**EXERCISE MATERIAL:**
********************

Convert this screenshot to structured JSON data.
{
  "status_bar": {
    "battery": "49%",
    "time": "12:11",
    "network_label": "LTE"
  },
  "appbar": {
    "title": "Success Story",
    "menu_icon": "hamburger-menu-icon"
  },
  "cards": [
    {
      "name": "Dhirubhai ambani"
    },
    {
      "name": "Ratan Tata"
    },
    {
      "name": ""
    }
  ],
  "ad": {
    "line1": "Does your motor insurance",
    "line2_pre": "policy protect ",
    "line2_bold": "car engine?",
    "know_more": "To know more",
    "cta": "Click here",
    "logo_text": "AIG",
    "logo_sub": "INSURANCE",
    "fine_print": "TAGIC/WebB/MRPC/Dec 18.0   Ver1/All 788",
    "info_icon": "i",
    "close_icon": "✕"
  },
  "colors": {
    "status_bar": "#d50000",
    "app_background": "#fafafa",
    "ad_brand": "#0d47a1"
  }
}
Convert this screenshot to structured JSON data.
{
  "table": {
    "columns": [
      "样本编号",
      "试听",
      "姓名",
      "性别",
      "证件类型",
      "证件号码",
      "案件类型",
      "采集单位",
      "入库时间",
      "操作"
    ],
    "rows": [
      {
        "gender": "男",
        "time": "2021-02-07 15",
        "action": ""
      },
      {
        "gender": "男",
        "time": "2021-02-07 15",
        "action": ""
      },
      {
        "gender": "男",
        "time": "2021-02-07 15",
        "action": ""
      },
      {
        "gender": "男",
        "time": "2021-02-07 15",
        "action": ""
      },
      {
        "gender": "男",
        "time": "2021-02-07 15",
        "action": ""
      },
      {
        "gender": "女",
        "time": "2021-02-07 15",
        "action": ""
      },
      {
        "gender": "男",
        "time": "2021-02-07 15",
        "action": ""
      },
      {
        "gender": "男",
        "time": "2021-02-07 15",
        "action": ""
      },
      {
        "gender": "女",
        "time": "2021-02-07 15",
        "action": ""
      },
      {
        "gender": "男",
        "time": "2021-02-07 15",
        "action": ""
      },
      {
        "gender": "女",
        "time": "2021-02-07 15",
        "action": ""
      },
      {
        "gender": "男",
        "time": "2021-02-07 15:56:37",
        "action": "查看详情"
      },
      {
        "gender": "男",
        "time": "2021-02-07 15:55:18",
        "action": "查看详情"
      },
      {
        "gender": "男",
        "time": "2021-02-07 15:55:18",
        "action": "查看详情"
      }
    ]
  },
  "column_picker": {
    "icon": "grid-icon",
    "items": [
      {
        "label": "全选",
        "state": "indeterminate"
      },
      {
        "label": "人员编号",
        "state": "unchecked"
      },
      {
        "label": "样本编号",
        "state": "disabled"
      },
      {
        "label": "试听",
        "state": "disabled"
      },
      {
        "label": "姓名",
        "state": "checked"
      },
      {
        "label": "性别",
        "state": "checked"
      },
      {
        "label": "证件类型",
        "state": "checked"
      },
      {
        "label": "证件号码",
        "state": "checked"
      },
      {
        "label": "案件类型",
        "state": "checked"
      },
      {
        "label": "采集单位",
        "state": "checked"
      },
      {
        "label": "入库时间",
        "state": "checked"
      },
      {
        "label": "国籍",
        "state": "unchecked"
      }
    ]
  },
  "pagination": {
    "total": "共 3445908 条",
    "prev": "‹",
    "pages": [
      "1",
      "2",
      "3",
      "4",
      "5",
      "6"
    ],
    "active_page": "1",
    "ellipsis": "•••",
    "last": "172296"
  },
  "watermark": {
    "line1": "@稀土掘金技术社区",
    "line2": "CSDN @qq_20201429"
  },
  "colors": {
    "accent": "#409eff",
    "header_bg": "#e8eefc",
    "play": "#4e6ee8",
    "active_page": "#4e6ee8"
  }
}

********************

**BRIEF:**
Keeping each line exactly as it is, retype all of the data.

**RESULT BELOW:**
Convert this screenshot to structured JSON data.
{
  "status_bar": {
    "battery": "49%",
    "time": "12:11",
    "network_label": "LTE"
  },
  "appbar": {
    "title": "Success Story",
    "menu_icon": "hamburger-menu-icon"
  },
  "cards": [
    {
      "name": "Dhirubhai ambani"
    },
    {
      "name": "Ratan Tata"
    },
    {
      "name": ""
    }
  ],
  "ad": {
    "line1": "Does your motor insurance",
    "line2_pre": "policy protect ",
    "line2_bold": "car engine?",
    "know_more": "To know more",
    "cta": "Click here",
    "logo_text": "AIG",
    "logo_sub": "INSURANCE",
    "fine_print": "TAGIC/WebB/MRPC/Dec 18.0   Ver1/All 788",
    "info_icon": "i",
    "close_icon": "✕"
  },
  "colors": {
    "status_bar": "#d50000",
    "app_background": "#fafafa",
    "ad_brand": "#0d47a1"
  }
}
Convert this screenshot to structured JSON data.
{
  "table": {
    "columns": [
      "样本编号",
      "试听",
      "姓名",
      "性别",
      "证件类型",
      "证件号码",
      "案件类型",
      "采集单位",
      "入库时间",
      "操作"
    ],
    "rows": [
      {
        "gender": "男",
        "time": "2021-02-07 15",
        "action": ""
      },
      {
        "gender": "男",
        "time": "2021-02-07 15",
        "action": ""
      },
      {
        "gender": "男",
        "time": "2021-02-07 15",
        "action": ""
      },
      {
        "gender": "男",
        "time": "2021-02-07 15",
        "action": ""
      },
      {
        "gender": "男",
        "time": "2021-02-07 15",
        "action": ""
      },
      {
        "gender": "女",
        "time": "2021-02-07 15",
        "action": ""
      },
      {
        "gender": "男",
        "time": "2021-02-07 15",
        "action": ""
      },
      {
        "gender": "男",
        "time": "2021-02-07 15",
        "action": ""
      },
      {
        "gender": "女",
        "time": "2021-02-07 15",
        "action": ""
      },
      {
        "gender": "男",
        "time": "2021-02-07 15",
        "action": ""
      },
      {
        "gender": "女",
        "time": "2021-02-07 15",
        "action": ""
      },
      {
        "gender": "男",
        "time": "2021-02-07 15:56:37",
        "action": "查看详情"
      },
      {
        "gender": "男",
        "time": "2021-02-07 15:55:18",
        "action": "查看详情"
      },
      {
        "gender": "男",
        "time": "2021-02-07 15:55:18",
        "action": "查看详情"
      }
    ]
  },
  "column_picker": {
    "icon": "grid-icon",
    "items": [
      {
        "label": "全选",
        "state": "indeterminate"
      },
      {
        "label": "人员编号",
        "state": "unchecked"
      },
      {
        "label": "样本编号",
        "state": "disabled"
      },
      {
        "label": "试听",
        "state": "disabled"
      },
      {
        "label": "姓名",
        "state": "checked"
      },
      {
        "label": "性别",
        "state": "checked"
      },
      {
        "label": "证件类型",
        "state": "checked"
      },
      {
        "label": "证件号码",
        "state": "checked"
      },
      {
        "label": "案件类型",
        "state": "checked"
      },
      {
        "label": "采集单位",
        "state": "checked"
      },
      {
        "label": "入库时间",
        "state": "checked"
      },
      {
        "label": "国籍",
        "state": "unchecked"
      }
    ]
  },
  "pagination": {
    "total": "共 3445908 条",
    "prev": "‹",
    "pages": [
      "1",
      "2",
      "3",
      "4",
      "5",
      "6"
    ],
    "active_page": "1",
    "ellipsis": "•••",
    "last": "172296"
  },
  "watermark": {
    "line1": "@稀土掘金技术社区",
    "line2": "CSDN @qq_20201429"
  },
  "colors": {
    "accent": "#409eff",
    "header_bg": "#e8eefc",
    "play": "#4e6ee8",
    "active_page": "#4e6ee8"
  }
}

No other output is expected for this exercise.